WHAT THE EXERCISE ASKS
Reply with one number, the count of lines below that contain the string "text".

DATA PROVIDED START

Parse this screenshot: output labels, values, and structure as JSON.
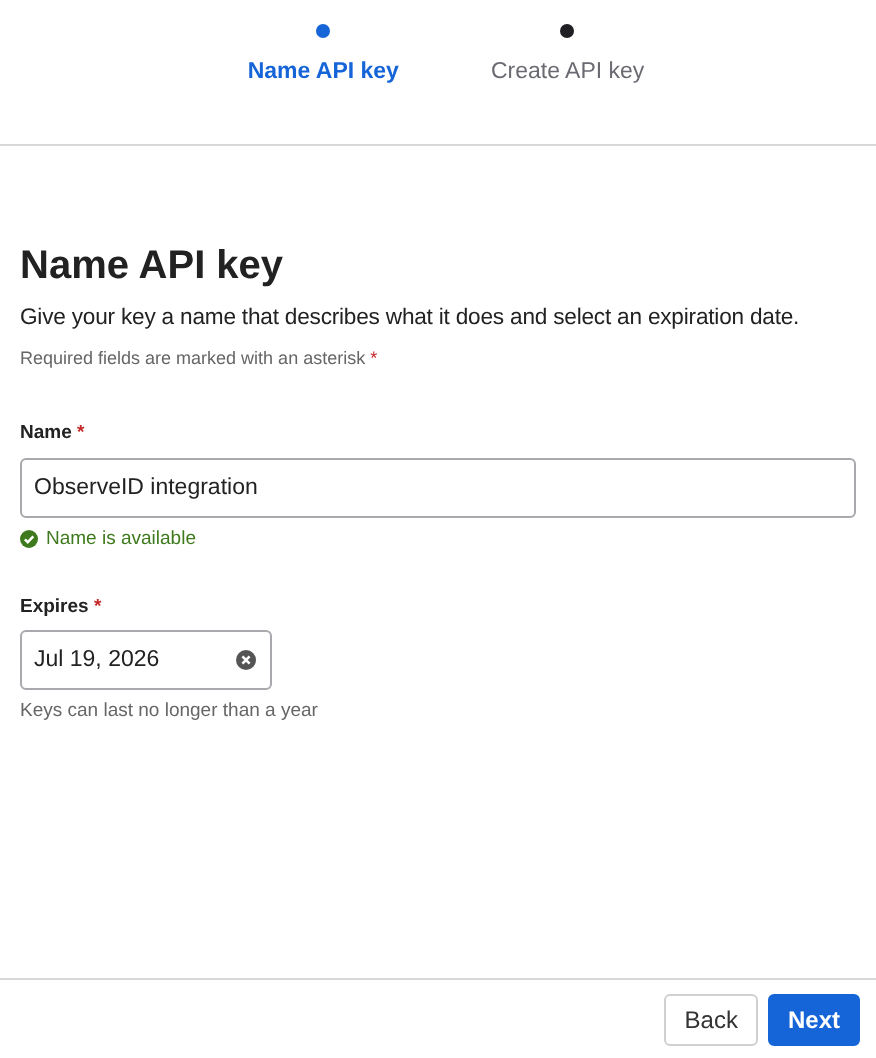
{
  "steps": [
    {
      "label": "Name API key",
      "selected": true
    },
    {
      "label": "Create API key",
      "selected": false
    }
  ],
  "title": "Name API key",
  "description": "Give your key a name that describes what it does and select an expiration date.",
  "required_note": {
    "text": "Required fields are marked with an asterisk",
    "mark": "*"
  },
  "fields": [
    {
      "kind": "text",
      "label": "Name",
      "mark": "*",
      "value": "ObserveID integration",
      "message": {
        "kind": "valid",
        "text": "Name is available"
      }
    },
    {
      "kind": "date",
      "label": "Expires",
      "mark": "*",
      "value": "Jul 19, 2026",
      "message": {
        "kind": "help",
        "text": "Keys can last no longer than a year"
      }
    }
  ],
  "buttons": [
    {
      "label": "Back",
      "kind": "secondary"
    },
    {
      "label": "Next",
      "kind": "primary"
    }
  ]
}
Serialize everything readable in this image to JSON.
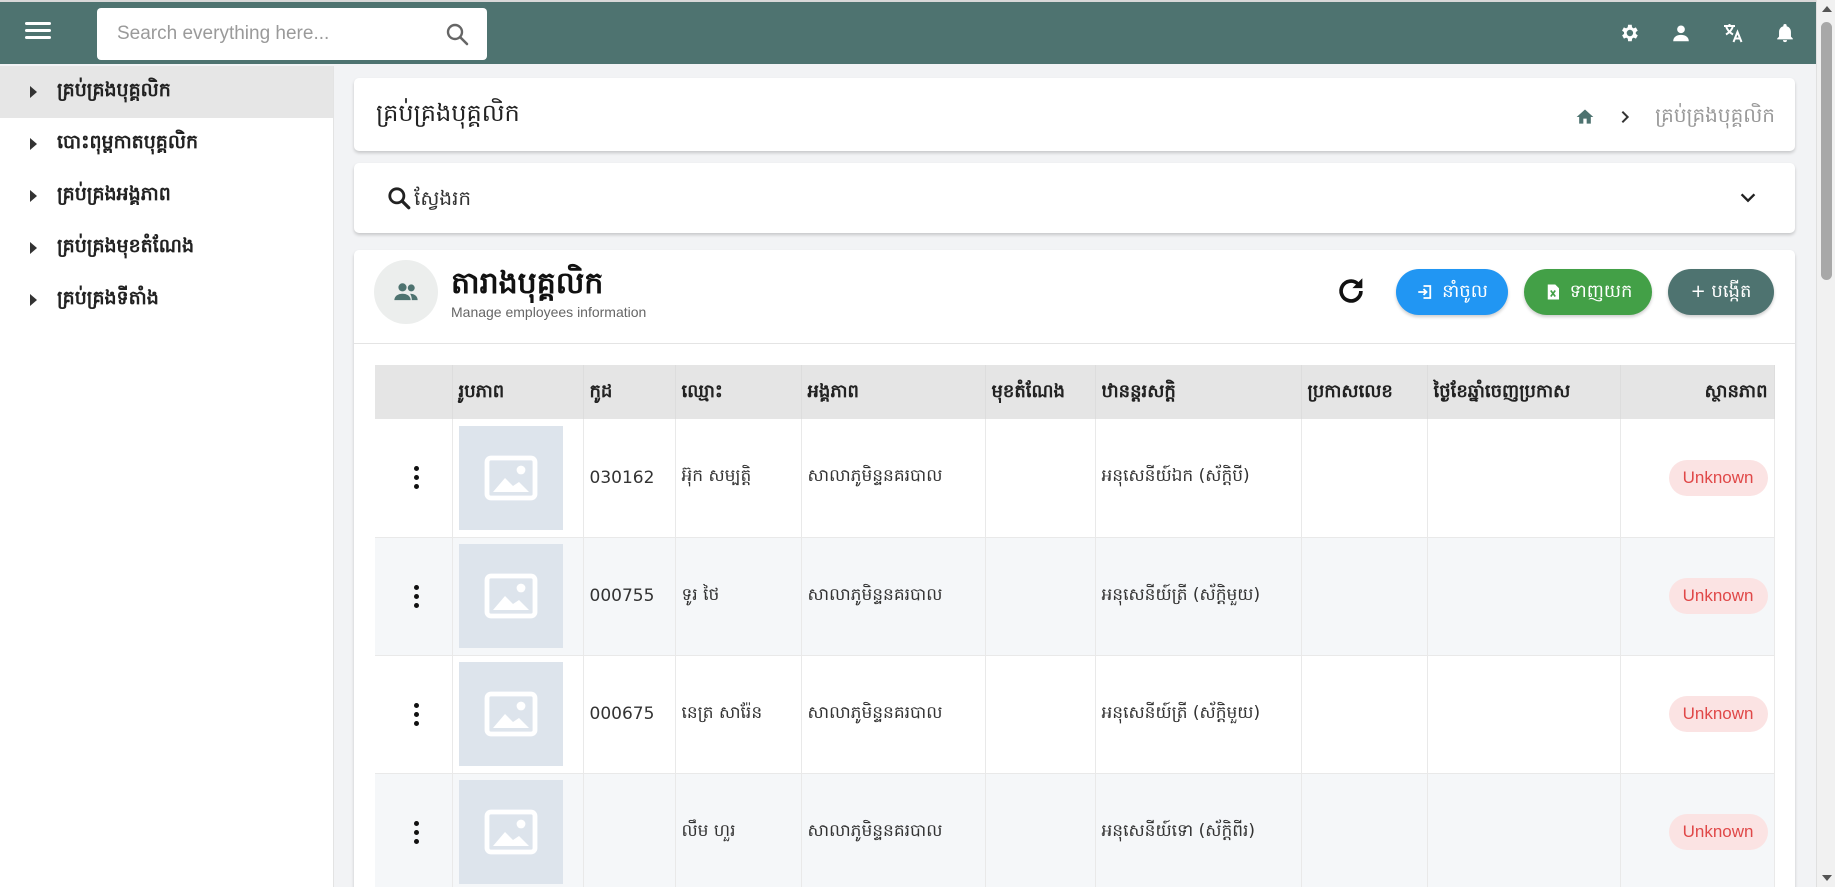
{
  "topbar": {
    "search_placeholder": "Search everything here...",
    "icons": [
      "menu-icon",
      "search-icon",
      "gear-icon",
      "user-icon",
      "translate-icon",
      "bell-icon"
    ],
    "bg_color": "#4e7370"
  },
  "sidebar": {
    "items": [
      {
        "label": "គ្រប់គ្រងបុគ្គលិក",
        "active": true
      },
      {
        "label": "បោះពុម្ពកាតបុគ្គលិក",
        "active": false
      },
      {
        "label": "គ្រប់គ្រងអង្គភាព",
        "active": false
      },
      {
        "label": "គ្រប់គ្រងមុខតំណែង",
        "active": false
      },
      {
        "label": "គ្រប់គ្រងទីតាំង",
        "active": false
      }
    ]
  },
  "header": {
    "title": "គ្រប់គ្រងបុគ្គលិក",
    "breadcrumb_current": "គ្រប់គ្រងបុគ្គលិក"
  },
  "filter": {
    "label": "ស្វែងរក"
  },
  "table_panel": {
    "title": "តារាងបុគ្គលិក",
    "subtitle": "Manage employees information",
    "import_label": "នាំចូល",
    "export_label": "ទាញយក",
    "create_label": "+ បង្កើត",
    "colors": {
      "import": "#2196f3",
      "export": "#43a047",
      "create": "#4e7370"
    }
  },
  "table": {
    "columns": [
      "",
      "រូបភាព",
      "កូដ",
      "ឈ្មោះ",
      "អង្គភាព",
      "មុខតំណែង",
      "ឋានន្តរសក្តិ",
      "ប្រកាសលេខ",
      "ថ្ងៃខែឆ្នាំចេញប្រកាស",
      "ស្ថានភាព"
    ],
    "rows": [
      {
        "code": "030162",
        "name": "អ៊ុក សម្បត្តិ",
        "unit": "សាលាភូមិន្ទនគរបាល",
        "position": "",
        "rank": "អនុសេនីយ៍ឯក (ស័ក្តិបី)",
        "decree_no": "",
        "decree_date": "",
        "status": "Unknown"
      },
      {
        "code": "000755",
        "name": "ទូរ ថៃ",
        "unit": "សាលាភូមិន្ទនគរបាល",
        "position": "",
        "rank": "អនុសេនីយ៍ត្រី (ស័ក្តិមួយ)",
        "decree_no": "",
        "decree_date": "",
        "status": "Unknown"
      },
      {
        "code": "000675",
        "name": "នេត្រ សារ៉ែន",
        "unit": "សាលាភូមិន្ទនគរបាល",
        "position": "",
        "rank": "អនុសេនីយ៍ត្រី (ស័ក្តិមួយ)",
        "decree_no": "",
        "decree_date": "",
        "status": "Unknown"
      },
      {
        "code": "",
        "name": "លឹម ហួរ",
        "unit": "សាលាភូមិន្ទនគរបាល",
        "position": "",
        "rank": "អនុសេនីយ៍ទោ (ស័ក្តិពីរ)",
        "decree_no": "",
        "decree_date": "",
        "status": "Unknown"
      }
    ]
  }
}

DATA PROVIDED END
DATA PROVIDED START

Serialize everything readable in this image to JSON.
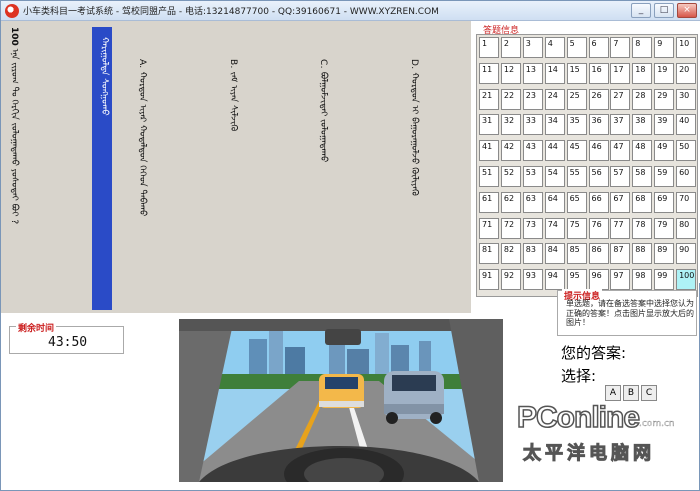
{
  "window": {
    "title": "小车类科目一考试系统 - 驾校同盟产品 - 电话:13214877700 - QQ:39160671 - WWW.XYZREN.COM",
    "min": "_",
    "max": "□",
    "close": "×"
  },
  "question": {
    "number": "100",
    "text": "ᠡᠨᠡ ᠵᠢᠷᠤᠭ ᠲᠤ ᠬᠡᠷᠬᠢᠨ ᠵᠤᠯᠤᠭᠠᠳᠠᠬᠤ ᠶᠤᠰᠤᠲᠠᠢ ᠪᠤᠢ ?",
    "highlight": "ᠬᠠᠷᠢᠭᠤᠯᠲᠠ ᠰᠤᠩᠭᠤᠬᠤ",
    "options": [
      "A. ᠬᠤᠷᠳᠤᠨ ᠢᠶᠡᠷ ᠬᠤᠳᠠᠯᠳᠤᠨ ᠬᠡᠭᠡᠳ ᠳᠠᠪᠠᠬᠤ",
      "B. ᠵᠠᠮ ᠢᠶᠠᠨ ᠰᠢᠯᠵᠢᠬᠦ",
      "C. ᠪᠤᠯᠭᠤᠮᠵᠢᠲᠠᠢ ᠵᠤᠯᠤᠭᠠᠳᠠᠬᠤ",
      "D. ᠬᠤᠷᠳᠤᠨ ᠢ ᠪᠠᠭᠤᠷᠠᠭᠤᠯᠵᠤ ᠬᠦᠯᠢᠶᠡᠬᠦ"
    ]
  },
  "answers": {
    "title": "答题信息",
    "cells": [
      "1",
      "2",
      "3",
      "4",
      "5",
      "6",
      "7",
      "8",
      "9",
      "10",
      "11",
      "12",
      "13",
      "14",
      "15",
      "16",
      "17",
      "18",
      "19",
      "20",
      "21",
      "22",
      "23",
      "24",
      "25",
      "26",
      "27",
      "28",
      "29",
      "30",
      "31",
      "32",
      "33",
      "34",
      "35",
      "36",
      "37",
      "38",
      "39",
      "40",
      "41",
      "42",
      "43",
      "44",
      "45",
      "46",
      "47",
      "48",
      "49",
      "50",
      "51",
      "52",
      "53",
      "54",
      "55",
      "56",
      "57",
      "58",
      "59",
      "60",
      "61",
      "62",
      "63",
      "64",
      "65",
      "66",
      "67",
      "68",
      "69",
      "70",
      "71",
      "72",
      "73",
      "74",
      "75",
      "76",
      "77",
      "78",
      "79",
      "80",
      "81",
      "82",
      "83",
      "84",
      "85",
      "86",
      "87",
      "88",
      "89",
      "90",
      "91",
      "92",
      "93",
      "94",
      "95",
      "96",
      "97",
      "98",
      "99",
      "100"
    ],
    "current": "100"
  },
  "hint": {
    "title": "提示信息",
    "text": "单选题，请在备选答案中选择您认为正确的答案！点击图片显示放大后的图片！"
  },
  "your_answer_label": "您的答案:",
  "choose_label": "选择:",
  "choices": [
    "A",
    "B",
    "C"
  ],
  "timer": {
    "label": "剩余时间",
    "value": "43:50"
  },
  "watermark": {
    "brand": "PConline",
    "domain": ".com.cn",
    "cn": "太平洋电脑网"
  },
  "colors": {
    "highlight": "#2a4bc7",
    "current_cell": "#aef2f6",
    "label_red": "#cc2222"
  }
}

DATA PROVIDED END

SOLUTION TO THIS PROBLEM
6